┌──
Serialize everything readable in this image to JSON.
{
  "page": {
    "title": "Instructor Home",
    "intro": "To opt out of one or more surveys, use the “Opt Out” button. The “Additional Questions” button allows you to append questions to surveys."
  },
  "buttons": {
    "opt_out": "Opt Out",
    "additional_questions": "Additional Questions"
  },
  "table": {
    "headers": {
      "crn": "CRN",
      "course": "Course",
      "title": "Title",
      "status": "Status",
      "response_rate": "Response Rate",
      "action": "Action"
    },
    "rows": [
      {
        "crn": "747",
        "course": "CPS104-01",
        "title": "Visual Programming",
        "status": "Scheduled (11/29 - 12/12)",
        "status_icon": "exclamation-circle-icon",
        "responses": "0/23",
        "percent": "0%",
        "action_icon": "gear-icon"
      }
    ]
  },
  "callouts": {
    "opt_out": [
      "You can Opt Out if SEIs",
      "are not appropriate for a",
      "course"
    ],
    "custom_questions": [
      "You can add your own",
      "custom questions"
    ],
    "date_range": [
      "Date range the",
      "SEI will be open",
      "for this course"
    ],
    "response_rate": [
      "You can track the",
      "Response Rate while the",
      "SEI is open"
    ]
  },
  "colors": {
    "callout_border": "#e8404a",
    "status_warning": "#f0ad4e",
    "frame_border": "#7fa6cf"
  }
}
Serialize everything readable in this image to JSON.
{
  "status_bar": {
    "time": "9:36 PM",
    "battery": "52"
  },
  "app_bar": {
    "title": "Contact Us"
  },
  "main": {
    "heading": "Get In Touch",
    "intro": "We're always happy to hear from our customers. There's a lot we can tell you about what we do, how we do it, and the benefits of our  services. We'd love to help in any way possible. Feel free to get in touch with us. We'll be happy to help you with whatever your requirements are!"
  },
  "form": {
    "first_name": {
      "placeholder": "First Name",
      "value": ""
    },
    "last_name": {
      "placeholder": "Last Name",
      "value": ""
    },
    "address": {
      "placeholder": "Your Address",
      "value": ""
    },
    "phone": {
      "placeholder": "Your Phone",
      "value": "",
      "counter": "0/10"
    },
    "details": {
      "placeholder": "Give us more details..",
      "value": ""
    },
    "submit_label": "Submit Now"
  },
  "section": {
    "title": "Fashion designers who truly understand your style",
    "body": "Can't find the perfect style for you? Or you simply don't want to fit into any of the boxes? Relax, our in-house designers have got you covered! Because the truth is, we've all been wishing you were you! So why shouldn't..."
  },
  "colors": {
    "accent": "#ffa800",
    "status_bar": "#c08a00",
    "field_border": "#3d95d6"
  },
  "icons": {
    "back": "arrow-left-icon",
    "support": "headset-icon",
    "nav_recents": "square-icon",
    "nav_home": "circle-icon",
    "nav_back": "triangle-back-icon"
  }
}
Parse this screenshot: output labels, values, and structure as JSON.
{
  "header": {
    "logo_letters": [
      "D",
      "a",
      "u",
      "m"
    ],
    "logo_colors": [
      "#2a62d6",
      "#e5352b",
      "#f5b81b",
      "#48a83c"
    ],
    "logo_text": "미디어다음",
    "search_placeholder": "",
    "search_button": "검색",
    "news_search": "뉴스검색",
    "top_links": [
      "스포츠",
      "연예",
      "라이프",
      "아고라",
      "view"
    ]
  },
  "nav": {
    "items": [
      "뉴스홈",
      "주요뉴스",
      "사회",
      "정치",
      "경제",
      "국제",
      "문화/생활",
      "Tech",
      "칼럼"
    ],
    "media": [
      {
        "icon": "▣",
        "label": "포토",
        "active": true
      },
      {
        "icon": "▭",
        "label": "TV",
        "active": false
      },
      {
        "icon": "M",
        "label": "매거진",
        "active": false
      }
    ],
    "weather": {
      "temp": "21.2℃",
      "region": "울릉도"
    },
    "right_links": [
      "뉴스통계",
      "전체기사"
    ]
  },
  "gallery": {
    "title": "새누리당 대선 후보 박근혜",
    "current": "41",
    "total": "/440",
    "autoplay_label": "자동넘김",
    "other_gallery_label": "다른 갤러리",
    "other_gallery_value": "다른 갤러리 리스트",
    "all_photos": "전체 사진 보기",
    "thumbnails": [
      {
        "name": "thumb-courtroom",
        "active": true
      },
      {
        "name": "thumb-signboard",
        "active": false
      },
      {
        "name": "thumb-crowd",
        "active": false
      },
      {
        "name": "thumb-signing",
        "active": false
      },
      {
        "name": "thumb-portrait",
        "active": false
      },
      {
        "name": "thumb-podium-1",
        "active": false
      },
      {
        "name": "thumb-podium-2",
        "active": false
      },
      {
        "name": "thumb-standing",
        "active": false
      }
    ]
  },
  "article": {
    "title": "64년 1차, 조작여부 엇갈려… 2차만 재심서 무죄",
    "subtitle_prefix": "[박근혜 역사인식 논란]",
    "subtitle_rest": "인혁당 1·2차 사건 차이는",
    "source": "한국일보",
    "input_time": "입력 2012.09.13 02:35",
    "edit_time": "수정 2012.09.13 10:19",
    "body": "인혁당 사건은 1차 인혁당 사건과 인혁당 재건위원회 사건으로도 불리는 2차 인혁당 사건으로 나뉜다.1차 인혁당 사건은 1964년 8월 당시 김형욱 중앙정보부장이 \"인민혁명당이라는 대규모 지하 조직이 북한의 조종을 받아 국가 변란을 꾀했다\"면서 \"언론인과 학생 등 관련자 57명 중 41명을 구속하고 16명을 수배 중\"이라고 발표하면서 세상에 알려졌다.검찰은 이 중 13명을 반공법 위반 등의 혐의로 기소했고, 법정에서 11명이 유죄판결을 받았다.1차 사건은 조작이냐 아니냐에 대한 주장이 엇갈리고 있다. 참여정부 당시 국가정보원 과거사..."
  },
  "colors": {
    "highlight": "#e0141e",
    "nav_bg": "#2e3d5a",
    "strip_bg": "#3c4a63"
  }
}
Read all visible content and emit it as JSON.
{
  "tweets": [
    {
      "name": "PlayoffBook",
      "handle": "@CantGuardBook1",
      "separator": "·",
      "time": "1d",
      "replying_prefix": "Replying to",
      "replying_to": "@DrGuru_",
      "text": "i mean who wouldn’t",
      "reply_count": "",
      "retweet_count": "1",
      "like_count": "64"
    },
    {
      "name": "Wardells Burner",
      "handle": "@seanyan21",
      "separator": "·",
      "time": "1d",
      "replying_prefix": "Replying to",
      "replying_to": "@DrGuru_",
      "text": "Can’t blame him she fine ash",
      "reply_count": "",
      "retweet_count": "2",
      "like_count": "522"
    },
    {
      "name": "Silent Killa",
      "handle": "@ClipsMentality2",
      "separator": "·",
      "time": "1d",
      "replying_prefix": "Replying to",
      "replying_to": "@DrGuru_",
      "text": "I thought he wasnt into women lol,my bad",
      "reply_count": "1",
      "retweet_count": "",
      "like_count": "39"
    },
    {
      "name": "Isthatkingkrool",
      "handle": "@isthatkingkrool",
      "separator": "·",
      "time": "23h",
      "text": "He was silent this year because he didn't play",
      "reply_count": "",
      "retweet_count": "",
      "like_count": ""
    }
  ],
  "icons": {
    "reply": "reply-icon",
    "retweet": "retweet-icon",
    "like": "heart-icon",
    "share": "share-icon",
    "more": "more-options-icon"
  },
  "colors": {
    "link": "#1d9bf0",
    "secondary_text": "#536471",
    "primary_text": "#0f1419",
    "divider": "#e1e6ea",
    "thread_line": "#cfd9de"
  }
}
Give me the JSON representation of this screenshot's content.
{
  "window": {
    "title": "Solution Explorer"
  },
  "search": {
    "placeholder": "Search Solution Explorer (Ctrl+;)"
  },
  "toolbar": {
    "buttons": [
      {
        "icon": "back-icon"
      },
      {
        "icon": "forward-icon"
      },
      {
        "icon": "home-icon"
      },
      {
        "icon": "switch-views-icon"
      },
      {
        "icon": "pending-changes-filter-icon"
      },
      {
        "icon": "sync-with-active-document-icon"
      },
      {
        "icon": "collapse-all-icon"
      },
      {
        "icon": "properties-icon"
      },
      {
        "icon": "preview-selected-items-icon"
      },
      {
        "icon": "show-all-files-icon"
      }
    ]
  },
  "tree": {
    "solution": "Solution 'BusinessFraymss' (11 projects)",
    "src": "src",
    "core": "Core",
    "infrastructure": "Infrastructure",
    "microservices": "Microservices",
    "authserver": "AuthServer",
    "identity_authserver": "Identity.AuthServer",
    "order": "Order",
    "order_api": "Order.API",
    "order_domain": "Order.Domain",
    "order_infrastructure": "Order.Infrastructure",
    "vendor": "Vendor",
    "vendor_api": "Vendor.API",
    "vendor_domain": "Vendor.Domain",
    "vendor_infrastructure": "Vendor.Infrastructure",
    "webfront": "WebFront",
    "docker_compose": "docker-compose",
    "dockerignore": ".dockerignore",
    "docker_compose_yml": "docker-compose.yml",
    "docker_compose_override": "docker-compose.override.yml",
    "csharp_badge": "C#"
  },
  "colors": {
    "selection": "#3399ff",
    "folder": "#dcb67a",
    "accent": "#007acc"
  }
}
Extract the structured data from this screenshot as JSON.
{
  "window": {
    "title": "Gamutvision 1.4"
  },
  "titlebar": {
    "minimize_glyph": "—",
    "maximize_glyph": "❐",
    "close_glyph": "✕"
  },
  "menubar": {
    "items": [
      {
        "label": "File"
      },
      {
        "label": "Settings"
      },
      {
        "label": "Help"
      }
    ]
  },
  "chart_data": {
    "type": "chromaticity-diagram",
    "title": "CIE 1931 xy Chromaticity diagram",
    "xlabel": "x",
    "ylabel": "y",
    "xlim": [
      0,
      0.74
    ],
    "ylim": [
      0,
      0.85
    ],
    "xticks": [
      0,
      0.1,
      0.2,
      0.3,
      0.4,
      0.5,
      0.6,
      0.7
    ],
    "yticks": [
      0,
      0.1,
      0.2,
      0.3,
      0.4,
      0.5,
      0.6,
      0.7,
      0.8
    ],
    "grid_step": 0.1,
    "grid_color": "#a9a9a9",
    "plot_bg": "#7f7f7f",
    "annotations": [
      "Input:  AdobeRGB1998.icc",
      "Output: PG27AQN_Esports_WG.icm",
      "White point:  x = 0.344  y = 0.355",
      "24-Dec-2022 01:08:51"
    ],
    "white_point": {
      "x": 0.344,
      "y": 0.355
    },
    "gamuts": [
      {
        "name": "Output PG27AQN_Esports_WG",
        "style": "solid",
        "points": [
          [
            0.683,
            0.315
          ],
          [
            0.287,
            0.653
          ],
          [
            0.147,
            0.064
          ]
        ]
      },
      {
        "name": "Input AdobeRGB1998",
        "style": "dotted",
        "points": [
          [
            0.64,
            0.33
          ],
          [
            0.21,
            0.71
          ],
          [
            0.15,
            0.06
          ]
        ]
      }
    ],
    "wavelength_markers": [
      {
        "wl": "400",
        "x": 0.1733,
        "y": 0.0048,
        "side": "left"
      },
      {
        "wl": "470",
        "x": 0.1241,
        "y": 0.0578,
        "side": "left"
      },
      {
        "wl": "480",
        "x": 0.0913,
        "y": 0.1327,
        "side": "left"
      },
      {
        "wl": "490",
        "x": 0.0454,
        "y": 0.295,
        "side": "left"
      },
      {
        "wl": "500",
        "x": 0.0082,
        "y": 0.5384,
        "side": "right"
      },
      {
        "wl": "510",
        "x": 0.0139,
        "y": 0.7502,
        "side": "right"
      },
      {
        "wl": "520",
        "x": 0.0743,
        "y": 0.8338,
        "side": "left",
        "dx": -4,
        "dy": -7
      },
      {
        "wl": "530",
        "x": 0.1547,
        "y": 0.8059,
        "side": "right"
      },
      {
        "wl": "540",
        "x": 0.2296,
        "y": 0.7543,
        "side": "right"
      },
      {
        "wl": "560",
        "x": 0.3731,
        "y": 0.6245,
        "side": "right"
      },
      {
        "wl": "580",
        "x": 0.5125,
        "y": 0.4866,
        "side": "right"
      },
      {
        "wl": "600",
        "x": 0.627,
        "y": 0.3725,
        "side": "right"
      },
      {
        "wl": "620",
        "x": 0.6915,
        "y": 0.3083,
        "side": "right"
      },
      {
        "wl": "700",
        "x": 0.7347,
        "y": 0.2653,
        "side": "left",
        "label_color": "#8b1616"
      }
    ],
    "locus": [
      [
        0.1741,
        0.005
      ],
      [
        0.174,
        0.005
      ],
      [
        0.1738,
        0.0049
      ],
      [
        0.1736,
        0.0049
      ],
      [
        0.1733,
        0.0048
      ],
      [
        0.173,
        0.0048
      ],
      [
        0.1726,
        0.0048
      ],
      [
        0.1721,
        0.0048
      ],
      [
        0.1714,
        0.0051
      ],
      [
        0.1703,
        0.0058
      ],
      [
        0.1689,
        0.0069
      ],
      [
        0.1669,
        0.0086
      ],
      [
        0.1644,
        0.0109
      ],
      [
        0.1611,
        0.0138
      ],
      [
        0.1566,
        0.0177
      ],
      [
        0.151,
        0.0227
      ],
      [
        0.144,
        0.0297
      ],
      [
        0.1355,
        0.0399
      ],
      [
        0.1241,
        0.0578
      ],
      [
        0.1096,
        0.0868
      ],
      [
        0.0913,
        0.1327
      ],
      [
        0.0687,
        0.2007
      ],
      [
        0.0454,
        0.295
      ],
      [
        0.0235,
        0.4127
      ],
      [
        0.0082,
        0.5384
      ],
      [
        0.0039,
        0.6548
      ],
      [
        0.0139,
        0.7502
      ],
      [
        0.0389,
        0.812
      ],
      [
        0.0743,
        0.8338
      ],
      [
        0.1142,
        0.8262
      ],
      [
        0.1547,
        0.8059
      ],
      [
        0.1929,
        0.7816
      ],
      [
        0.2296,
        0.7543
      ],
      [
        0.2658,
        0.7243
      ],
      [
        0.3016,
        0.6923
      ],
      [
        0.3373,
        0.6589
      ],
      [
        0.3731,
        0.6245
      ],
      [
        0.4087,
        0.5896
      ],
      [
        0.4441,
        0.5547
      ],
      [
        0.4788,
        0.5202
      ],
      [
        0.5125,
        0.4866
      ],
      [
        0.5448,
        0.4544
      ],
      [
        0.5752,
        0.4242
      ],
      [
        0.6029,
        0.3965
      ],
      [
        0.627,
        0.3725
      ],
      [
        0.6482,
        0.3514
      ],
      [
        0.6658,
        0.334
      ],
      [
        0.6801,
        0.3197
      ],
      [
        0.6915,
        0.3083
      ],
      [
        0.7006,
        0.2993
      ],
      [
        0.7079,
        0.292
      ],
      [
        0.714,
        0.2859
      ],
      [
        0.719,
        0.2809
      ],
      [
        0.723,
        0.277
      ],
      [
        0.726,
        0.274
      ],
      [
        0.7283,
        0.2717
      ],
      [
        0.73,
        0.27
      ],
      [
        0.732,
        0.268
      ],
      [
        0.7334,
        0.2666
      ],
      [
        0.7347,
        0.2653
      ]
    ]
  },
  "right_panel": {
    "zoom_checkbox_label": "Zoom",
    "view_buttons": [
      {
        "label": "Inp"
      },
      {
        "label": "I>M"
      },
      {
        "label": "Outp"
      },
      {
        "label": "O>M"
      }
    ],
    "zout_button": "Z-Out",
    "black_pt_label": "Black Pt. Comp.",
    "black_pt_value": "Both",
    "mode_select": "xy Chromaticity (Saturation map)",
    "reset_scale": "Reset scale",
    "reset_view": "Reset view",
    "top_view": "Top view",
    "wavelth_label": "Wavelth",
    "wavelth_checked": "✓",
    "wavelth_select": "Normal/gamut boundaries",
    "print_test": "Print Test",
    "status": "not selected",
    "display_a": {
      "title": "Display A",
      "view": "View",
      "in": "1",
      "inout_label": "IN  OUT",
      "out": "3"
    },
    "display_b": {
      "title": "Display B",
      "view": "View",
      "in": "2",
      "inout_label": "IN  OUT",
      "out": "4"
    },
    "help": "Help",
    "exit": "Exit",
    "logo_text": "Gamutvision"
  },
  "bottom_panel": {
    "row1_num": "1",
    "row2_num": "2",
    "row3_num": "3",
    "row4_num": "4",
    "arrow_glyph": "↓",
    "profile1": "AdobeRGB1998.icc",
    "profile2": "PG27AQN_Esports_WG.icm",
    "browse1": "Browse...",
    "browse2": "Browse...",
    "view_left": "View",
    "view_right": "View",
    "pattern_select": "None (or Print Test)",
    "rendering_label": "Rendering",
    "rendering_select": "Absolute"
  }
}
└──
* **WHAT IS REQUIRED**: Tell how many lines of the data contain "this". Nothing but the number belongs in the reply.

* **TASK OUTPUT**: 7